Input for this task:
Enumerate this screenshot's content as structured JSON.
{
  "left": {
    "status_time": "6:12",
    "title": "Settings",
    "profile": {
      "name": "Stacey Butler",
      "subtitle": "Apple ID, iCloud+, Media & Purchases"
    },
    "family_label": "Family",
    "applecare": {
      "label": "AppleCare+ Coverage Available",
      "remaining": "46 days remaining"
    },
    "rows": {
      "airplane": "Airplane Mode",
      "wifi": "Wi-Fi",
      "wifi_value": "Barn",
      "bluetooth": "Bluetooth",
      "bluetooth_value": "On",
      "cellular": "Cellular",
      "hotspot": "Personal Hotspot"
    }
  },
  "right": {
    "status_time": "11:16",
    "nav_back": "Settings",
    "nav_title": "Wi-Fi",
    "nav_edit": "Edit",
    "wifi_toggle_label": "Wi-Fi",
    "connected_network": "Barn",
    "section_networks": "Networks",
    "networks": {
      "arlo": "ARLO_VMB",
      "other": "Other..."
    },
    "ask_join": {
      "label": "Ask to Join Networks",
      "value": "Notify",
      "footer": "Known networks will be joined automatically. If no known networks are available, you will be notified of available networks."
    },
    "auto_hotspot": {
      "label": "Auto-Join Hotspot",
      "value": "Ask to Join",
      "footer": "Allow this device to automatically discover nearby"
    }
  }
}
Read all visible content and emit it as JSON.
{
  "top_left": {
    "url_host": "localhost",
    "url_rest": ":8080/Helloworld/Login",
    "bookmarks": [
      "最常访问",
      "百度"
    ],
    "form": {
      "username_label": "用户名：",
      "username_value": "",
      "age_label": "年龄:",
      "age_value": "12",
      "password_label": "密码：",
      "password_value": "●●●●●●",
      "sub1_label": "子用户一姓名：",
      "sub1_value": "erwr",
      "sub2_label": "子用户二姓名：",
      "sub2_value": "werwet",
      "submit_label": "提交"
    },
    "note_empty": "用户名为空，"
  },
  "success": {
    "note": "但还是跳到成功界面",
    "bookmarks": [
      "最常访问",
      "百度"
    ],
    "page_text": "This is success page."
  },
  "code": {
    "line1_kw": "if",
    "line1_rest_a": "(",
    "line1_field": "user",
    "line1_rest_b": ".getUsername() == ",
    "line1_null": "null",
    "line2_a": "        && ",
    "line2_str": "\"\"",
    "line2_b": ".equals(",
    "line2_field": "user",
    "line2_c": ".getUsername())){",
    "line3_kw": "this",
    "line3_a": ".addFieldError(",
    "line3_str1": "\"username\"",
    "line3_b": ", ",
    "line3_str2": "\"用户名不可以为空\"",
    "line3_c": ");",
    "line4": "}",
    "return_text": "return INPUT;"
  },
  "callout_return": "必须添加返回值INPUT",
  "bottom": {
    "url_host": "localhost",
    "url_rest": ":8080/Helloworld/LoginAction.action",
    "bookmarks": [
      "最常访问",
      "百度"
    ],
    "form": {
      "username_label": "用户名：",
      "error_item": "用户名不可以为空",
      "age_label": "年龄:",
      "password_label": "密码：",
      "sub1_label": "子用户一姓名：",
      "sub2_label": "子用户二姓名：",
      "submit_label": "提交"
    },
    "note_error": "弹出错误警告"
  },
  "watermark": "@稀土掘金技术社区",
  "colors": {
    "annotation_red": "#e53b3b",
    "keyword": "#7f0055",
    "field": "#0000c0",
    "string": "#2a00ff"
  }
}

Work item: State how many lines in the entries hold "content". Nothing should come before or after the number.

Result: 2